The report, titled "Illicit Financial Flows from Developing Countries: 2003-2012", showed that some of the biggest developing economies were the largest contributors to corruption, tax evasion and other money-laundering activities.
The developing world lost more than worth $6.6 trillion over the period of 2003 to 2012 due to the illicit financial flows.
"Emerging and developing countries haemorrhaged a trillion dollars from their economies in 2012 that could have been invested in local businesses, healthcare, education, or infrastructure," Joseph Spanjers, economist and co-author of the study told The Rakyat Post.
"This is a trillion dollars that could have contributed to inclusive economic growth, legitimate private-sector job creation and sound public budgets."
The report explains that the countries usually launder money through "export under-invoicing and import over-invoicing"
"...corrupt government officials, criminals and commercial tax evaders are able to easily move assets out of countries and into tax havens, anonymous companies and secret bank accounts" in these countries, the report underscores.
The report also found that the outflow of illegal money was increasing by 9.4 percent every year. Dev Kar, the other author of the report added that it was "troubling" to note the rapid pace of illicit financial flow, which is affecting the share of GDP of poorer countries around the world.
Most of the illicit money outflow came from Asia as it represented 40 percent of the total illegal financial flows.
Below are the top 10 countries most corrupt countries with the amount they :
- China - $125.24 Billion
- Russia - $97.38 Billion
- Mexico - $51.42 Billion
- India - $43.95 Billion
- Malaysia - $39.48 Billion
- Saudi Arabia - $30.86 Billion
- Brazil - $21.71 Billion
- Indonesia - $18.78 Billion
- Thailand - $17.16 Billion
- Nigeria - $15.74 Billion
Financial crime in the world has become a mounting concern. Even at the recent G20 Summit, the members met and resolved to tackle the issue by putting in place some stringent rules and regulations.
Experts note that with the current state of world corruption, economic growth and sustainability is difficult.
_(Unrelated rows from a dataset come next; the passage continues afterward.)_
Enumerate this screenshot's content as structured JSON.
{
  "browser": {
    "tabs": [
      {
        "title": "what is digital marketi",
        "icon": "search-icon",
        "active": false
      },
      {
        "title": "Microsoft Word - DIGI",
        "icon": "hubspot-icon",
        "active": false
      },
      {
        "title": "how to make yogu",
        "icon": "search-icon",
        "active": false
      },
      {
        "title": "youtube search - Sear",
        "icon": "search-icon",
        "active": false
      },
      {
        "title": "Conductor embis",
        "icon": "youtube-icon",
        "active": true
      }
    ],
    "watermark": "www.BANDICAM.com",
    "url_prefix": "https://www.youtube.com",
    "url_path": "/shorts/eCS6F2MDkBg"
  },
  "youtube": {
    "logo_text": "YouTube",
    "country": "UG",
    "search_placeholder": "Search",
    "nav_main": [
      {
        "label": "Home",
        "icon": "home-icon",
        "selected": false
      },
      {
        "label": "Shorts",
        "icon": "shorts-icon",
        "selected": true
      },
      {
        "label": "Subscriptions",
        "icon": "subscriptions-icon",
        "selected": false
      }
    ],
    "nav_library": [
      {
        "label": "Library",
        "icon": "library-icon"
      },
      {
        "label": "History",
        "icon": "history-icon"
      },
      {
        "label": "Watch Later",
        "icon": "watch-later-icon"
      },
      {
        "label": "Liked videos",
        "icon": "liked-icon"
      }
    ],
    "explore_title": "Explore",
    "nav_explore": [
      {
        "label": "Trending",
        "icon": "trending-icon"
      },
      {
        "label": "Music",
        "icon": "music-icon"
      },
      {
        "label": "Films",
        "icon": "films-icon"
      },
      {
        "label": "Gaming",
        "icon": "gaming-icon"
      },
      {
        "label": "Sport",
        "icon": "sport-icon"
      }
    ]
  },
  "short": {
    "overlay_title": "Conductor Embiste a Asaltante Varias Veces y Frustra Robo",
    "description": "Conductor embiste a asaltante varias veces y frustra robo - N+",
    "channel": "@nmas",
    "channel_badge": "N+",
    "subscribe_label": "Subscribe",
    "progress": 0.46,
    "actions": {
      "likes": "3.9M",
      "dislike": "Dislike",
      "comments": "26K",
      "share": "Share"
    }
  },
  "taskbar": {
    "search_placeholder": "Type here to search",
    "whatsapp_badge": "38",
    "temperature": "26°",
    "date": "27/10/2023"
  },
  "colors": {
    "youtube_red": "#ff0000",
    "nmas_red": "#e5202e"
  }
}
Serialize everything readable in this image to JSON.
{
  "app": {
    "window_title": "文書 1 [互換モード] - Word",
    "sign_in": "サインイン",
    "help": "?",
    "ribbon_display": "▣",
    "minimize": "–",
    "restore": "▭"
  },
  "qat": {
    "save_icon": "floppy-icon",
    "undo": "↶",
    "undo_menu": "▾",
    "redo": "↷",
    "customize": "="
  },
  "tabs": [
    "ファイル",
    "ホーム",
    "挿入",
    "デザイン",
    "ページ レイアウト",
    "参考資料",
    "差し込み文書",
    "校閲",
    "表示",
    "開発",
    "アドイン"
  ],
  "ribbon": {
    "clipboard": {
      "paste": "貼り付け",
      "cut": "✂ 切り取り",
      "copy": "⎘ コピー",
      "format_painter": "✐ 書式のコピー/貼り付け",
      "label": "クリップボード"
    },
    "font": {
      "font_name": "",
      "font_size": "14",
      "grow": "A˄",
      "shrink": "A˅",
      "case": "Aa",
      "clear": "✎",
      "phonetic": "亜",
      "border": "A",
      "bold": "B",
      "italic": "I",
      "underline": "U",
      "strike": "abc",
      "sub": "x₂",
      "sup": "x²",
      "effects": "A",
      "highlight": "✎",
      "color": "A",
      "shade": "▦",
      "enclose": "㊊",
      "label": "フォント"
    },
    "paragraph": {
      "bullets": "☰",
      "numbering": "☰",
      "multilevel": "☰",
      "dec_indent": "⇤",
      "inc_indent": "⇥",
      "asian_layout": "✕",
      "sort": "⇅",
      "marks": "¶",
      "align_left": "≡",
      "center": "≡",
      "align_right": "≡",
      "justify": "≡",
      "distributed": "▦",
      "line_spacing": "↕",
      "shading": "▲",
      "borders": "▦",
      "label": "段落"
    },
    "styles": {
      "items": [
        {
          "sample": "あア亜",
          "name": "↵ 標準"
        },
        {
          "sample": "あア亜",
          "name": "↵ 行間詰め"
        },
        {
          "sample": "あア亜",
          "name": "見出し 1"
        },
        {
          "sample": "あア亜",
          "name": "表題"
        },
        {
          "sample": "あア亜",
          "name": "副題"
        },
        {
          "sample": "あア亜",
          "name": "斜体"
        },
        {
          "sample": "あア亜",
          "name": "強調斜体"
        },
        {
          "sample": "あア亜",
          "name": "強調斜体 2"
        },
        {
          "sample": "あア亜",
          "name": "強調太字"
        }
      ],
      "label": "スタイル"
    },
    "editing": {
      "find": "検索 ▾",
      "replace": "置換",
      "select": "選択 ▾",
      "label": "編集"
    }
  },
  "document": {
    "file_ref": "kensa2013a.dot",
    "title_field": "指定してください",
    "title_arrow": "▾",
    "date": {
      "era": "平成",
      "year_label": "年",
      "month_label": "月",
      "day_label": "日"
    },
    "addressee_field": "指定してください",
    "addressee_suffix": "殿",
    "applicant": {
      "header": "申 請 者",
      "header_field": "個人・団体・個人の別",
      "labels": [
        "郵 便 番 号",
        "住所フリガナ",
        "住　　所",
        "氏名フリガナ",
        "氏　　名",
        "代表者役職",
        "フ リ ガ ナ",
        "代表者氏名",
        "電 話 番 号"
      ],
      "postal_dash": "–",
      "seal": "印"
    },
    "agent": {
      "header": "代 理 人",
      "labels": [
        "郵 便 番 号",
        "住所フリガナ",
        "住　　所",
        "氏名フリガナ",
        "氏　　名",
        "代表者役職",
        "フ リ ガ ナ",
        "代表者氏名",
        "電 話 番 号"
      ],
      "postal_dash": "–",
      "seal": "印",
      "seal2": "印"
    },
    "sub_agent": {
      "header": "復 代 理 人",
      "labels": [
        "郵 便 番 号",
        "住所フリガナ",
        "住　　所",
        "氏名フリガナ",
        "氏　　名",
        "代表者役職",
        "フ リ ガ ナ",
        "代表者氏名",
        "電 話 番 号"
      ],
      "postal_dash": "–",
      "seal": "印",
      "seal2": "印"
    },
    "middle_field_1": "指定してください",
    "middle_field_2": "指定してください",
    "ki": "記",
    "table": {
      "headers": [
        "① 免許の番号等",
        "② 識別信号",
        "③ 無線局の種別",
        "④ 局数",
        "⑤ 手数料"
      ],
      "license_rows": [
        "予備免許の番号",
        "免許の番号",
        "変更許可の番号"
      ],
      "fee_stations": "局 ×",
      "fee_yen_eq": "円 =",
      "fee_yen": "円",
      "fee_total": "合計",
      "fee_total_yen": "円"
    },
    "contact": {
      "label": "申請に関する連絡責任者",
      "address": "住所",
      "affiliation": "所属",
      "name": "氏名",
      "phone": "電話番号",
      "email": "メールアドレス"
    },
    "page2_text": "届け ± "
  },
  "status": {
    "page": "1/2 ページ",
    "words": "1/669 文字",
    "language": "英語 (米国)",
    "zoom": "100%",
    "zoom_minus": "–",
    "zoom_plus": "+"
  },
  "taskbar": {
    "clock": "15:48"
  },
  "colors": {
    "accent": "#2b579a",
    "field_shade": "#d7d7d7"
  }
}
"It is simply impossible to achieve sustainable global development unless world leaders agree to address this issue head-on. That's why it is essential for the United Nations to include a specific target next year to halve all trade-related illicit flows by 2030 as part of its post-2015 Sustainable Development Agenda," Raymond Baker, president of Global Financial Integrity, in a public statement on Monday.